Excerpts from a dataset:
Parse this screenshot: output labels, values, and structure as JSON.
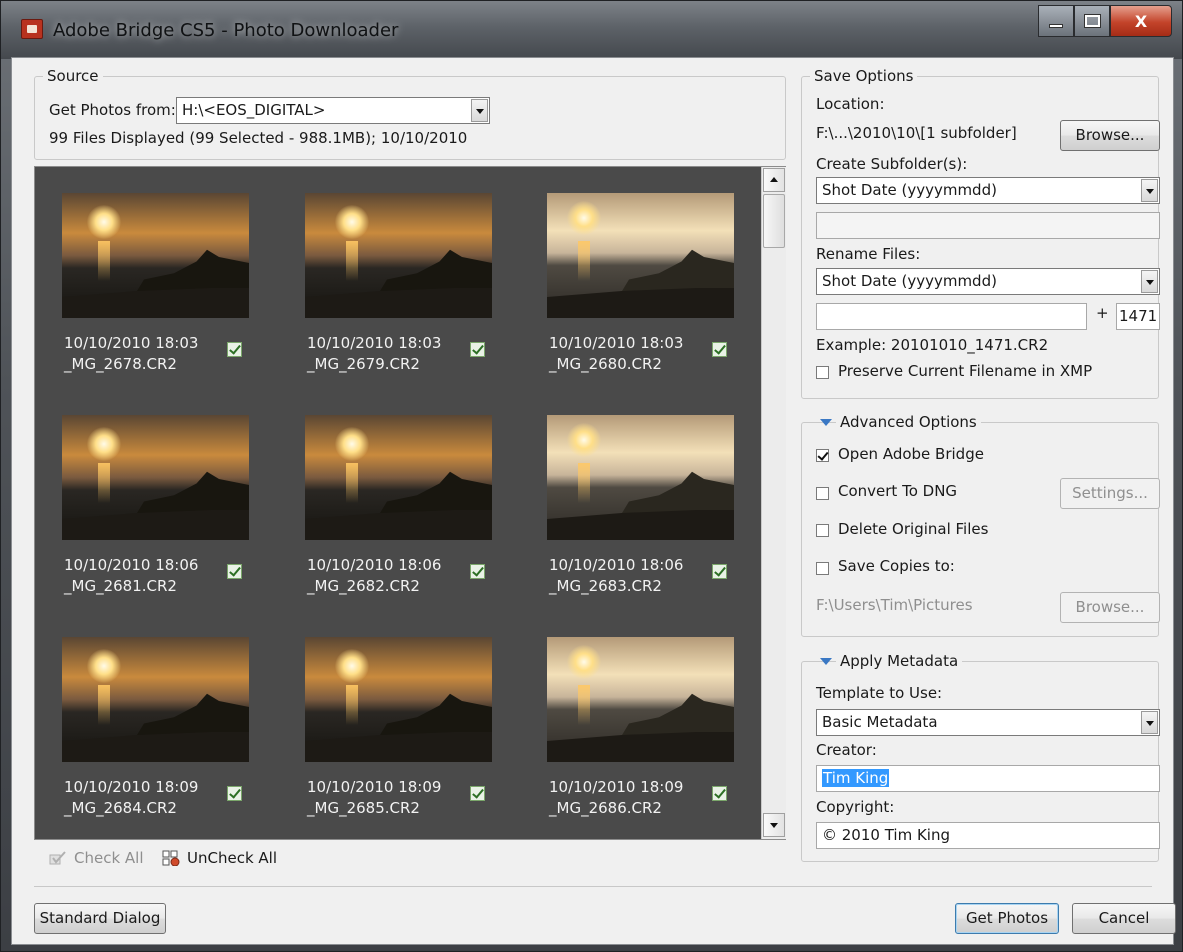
{
  "window": {
    "title": "Adobe Bridge CS5 - Photo Downloader",
    "minimize_glyph": "",
    "maximize_glyph": "",
    "close_glyph": "X"
  },
  "source": {
    "group_label": "Source",
    "get_photos_label": "Get Photos from:",
    "get_photos_value": "H:\\<EOS_DIGITAL>",
    "summary": "99 Files Displayed (99 Selected - 988.1MB); 10/10/2010"
  },
  "thumbnails": [
    {
      "datetime": "10/10/2010 18:03",
      "filename": "_MG_2678.CR2",
      "checked": true
    },
    {
      "datetime": "10/10/2010 18:03",
      "filename": "_MG_2679.CR2",
      "checked": true
    },
    {
      "datetime": "10/10/2010 18:03",
      "filename": "_MG_2680.CR2",
      "checked": true
    },
    {
      "datetime": "10/10/2010 18:06",
      "filename": "_MG_2681.CR2",
      "checked": true
    },
    {
      "datetime": "10/10/2010 18:06",
      "filename": "_MG_2682.CR2",
      "checked": true
    },
    {
      "datetime": "10/10/2010 18:06",
      "filename": "_MG_2683.CR2",
      "checked": true
    },
    {
      "datetime": "10/10/2010 18:09",
      "filename": "_MG_2684.CR2",
      "checked": true
    },
    {
      "datetime": "10/10/2010 18:09",
      "filename": "_MG_2685.CR2",
      "checked": true
    },
    {
      "datetime": "10/10/2010 18:09",
      "filename": "_MG_2686.CR2",
      "checked": true
    }
  ],
  "grid_toolbar": {
    "check_all": "Check All",
    "uncheck_all": "UnCheck All"
  },
  "save_options": {
    "group_label": "Save Options",
    "location_label": "Location:",
    "location_value": "F:\\...\\2010\\10\\[1 subfolder]",
    "browse_label": "Browse...",
    "subfolder_label": "Create Subfolder(s):",
    "subfolder_value": "Shot Date (yyyymmdd)",
    "subfolder_custom": "",
    "rename_label": "Rename Files:",
    "rename_value": "Shot Date (yyyymmdd)",
    "rename_custom": "",
    "plus": "+",
    "sequence": "1471",
    "example": "Example:  20101010_1471.CR2",
    "preserve_label": "Preserve Current Filename in XMP",
    "preserve_checked": false
  },
  "advanced": {
    "group_label": "Advanced Options",
    "open_bridge": "Open Adobe Bridge",
    "open_bridge_checked": true,
    "convert_dng": "Convert To DNG",
    "convert_dng_checked": false,
    "settings_label": "Settings...",
    "delete_originals": "Delete Original Files",
    "delete_originals_checked": false,
    "save_copies": "Save Copies to:",
    "save_copies_checked": false,
    "copies_path": "F:\\Users\\Tim\\Pictures",
    "copies_browse": "Browse..."
  },
  "metadata": {
    "group_label": "Apply Metadata",
    "template_label": "Template to Use:",
    "template_value": "Basic Metadata",
    "creator_label": "Creator:",
    "creator_value": "Tim King",
    "copyright_label": "Copyright:",
    "copyright_value": "© 2010 Tim King"
  },
  "footer": {
    "standard_dialog": "Standard Dialog",
    "get_photos": "Get Photos",
    "cancel": "Cancel"
  },
  "colors": {
    "accent": "#3a78c4",
    "selection": "#3399ff",
    "grid_background": "#4a4a4a"
  }
}
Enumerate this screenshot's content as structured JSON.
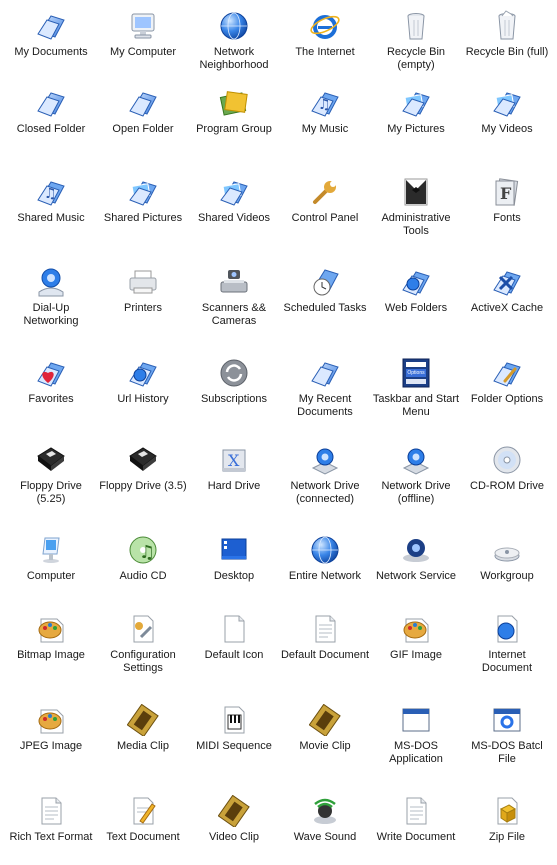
{
  "rows": [
    [
      {
        "label": "My Documents",
        "icon": "folder-documents-icon",
        "kind": "folder"
      },
      {
        "label": "My Computer",
        "icon": "computer-monitor-icon",
        "kind": "monitor"
      },
      {
        "label": "Network\nNeighborhood",
        "icon": "network-globe-icon",
        "kind": "globe"
      },
      {
        "label": "The Internet",
        "icon": "internet-explorer-icon",
        "kind": "ie"
      },
      {
        "label": "Recycle Bin\n(empty)",
        "icon": "recycle-bin-empty-icon",
        "kind": "bin"
      },
      {
        "label": "Recycle Bin (full)",
        "icon": "recycle-bin-full-icon",
        "kind": "binfull"
      }
    ],
    [
      {
        "label": "Closed Folder",
        "icon": "closed-folder-icon",
        "kind": "folder"
      },
      {
        "label": "Open Folder",
        "icon": "open-folder-icon",
        "kind": "folder"
      },
      {
        "label": "Program Group",
        "icon": "program-group-icon",
        "kind": "group"
      },
      {
        "label": "My Music",
        "icon": "music-folder-icon",
        "kind": "musicfolder"
      },
      {
        "label": "My Pictures",
        "icon": "pictures-folder-icon",
        "kind": "picfolder"
      },
      {
        "label": "My Videos",
        "icon": "videos-folder-icon",
        "kind": "picfolder"
      }
    ],
    [
      {
        "label": "Shared Music",
        "icon": "shared-music-icon",
        "kind": "musicfolder"
      },
      {
        "label": "Shared Pictures",
        "icon": "shared-pictures-icon",
        "kind": "picfolder"
      },
      {
        "label": "Shared Videos",
        "icon": "shared-videos-icon",
        "kind": "picfolder"
      },
      {
        "label": "Control Panel",
        "icon": "wrench-icon",
        "kind": "wrench"
      },
      {
        "label": "Administrative\nTools",
        "icon": "tuxedo-icon",
        "kind": "tux"
      },
      {
        "label": "Fonts",
        "icon": "fonts-icon",
        "kind": "fonts"
      }
    ],
    [
      {
        "label": "Dial-Up\nNetworking",
        "icon": "dialup-icon",
        "kind": "dialup"
      },
      {
        "label": "Printers",
        "icon": "printer-icon",
        "kind": "printer"
      },
      {
        "label": "Scanners &&\nCameras",
        "icon": "scanner-camera-icon",
        "kind": "scanner"
      },
      {
        "label": "Scheduled Tasks",
        "icon": "scheduled-tasks-icon",
        "kind": "clockfolder"
      },
      {
        "label": "Web Folders",
        "icon": "web-folders-icon",
        "kind": "globefolder"
      },
      {
        "label": "ActiveX Cache",
        "icon": "activex-cache-icon",
        "kind": "activex"
      }
    ],
    [
      {
        "label": "Favorites",
        "icon": "favorites-icon",
        "kind": "heartfolder"
      },
      {
        "label": "Url History",
        "icon": "url-history-icon",
        "kind": "globefolder"
      },
      {
        "label": "Subscriptions",
        "icon": "subscriptions-icon",
        "kind": "sync"
      },
      {
        "label": "My Recent\nDocuments",
        "icon": "recent-documents-icon",
        "kind": "folder"
      },
      {
        "label": "Taskbar and Start\nMenu",
        "icon": "taskbar-icon",
        "kind": "taskbar",
        "sub": "Options"
      },
      {
        "label": "Folder Options",
        "icon": "folder-options-icon",
        "kind": "wrenchfolder"
      }
    ],
    [
      {
        "label": "Floppy Drive\n(5.25)",
        "icon": "floppy-drive-icon",
        "kind": "floppy"
      },
      {
        "label": "Floppy Drive (3.5)",
        "icon": "floppy-drive-icon",
        "kind": "floppy"
      },
      {
        "label": "Hard Drive",
        "icon": "hard-drive-icon",
        "kind": "hdd"
      },
      {
        "label": "Network Drive\n(connected)",
        "icon": "network-drive-icon",
        "kind": "netdrive"
      },
      {
        "label": "Network Drive\n(offline)",
        "icon": "network-drive-offline-icon",
        "kind": "netdrive"
      },
      {
        "label": "CD-ROM Drive",
        "icon": "cd-rom-icon",
        "kind": "cd"
      }
    ],
    [
      {
        "label": "Computer",
        "icon": "imac-icon",
        "kind": "imac"
      },
      {
        "label": "Audio CD",
        "icon": "audio-cd-icon",
        "kind": "audiocd"
      },
      {
        "label": "Desktop",
        "icon": "desktop-icon",
        "kind": "desktop"
      },
      {
        "label": "Entire Network",
        "icon": "globe-icon",
        "kind": "globe"
      },
      {
        "label": "Network Service",
        "icon": "network-service-icon",
        "kind": "service"
      },
      {
        "label": "Workgroup",
        "icon": "workgroup-icon",
        "kind": "workgroup"
      }
    ],
    [
      {
        "label": "Bitmap Image",
        "icon": "palette-icon",
        "kind": "palette"
      },
      {
        "label": "Configuration\nSettings",
        "icon": "config-settings-icon",
        "kind": "config"
      },
      {
        "label": "Default Icon",
        "icon": "blank-document-icon",
        "kind": "doc"
      },
      {
        "label": "Default Document",
        "icon": "text-document-icon",
        "kind": "doclines"
      },
      {
        "label": "GIF Image",
        "icon": "palette-icon",
        "kind": "palette"
      },
      {
        "label": "Internet\nDocument",
        "icon": "internet-document-icon",
        "kind": "globedoc"
      }
    ],
    [
      {
        "label": "JPEG Image",
        "icon": "palette-icon",
        "kind": "palette"
      },
      {
        "label": "Media Clip",
        "icon": "film-strip-icon",
        "kind": "film"
      },
      {
        "label": "MIDI Sequence",
        "icon": "midi-icon",
        "kind": "midi"
      },
      {
        "label": "Movie Clip",
        "icon": "film-strip-icon",
        "kind": "film"
      },
      {
        "label": "MS-DOS\nApplication",
        "icon": "window-icon",
        "kind": "window"
      },
      {
        "label": "MS-DOS Batcl\nFile",
        "icon": "batch-gear-icon",
        "kind": "batch"
      }
    ],
    [
      {
        "label": "Rich Text Format",
        "icon": "rich-text-icon",
        "kind": "doclines"
      },
      {
        "label": "Text Document",
        "icon": "text-document-pen-icon",
        "kind": "docpen"
      },
      {
        "label": "Video Clip",
        "icon": "film-strip-icon",
        "kind": "film"
      },
      {
        "label": "Wave Sound",
        "icon": "speaker-icon",
        "kind": "wave"
      },
      {
        "label": "Write Document",
        "icon": "write-document-icon",
        "kind": "doclines"
      },
      {
        "label": "Zip File",
        "icon": "zip-file-icon",
        "kind": "zip"
      }
    ]
  ]
}
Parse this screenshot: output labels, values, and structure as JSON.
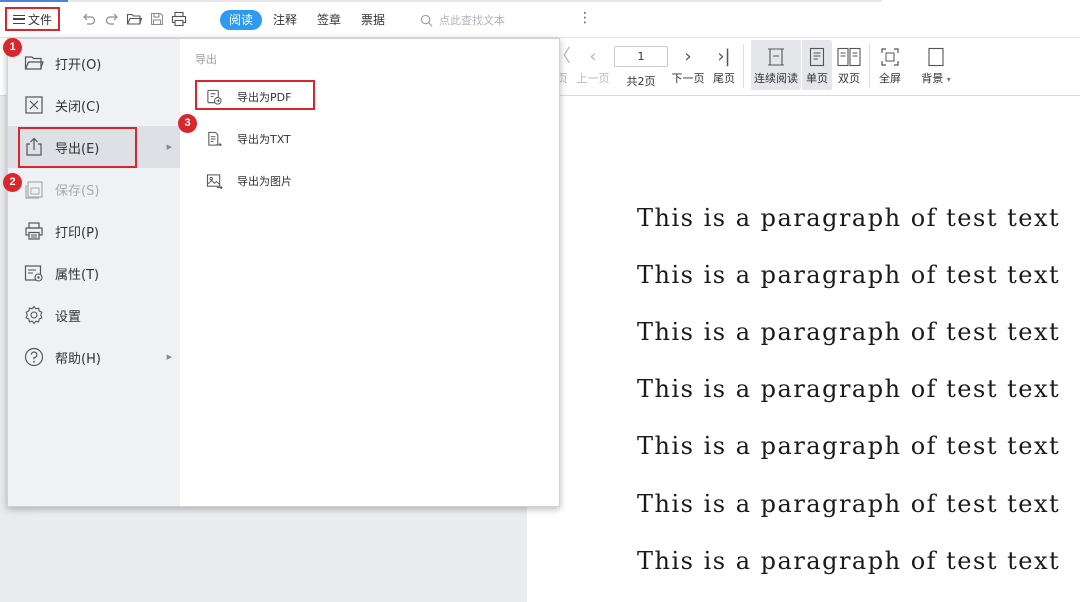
{
  "topbar": {
    "file_menu_label": "文件",
    "tabs": [
      {
        "label": "阅读",
        "active": true
      },
      {
        "label": "注释",
        "active": false
      },
      {
        "label": "签章",
        "active": false
      },
      {
        "label": "票据",
        "active": false
      }
    ],
    "search_placeholder": "点此查找文本",
    "more_glyph": "⋮"
  },
  "readbar": {
    "prev_label": "上一页",
    "first_label_partial": "页",
    "page_value": "1",
    "total_pages": "共2页",
    "next_label": "下一页",
    "last_label": "尾页",
    "continuous_label": "连续阅读",
    "single_label": "单页",
    "double_label": "双页",
    "fullscreen_label": "全屏",
    "background_label": "背景"
  },
  "file_menu": {
    "items": [
      {
        "label": "打开(O)",
        "icon": "folder-open-icon"
      },
      {
        "label": "关闭(C)",
        "icon": "close-box-icon"
      },
      {
        "label": "导出(E)",
        "icon": "export-icon"
      },
      {
        "label": "保存(S)",
        "icon": "save-icon"
      },
      {
        "label": "打印(P)",
        "icon": "printer-icon"
      },
      {
        "label": "属性(T)",
        "icon": "properties-icon"
      },
      {
        "label": "设置",
        "icon": "gear-icon"
      },
      {
        "label": "帮助(H)",
        "icon": "help-icon"
      }
    ],
    "submenu_title": "导出",
    "submenu_items": [
      {
        "label": "导出为PDF",
        "icon": "export-pdf-icon"
      },
      {
        "label": "导出为TXT",
        "icon": "export-txt-icon"
      },
      {
        "label": "导出为图片",
        "icon": "export-image-icon"
      }
    ]
  },
  "annotations": {
    "badge_1": "1",
    "badge_2": "2",
    "badge_3": "3",
    "highlight_color": "#d9262c"
  },
  "document": {
    "paragraphs": [
      "This is a paragraph of test text",
      "This is a paragraph of test text",
      "This is a paragraph of test text",
      "This is a paragraph of test text",
      "This is a paragraph of test text",
      "This is a paragraph of test text",
      "This is a paragraph of test text"
    ]
  },
  "colors": {
    "accent_blue": "#2e9af0",
    "annotation_red": "#d9262c"
  }
}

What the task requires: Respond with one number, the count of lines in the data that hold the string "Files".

Expected answer: 3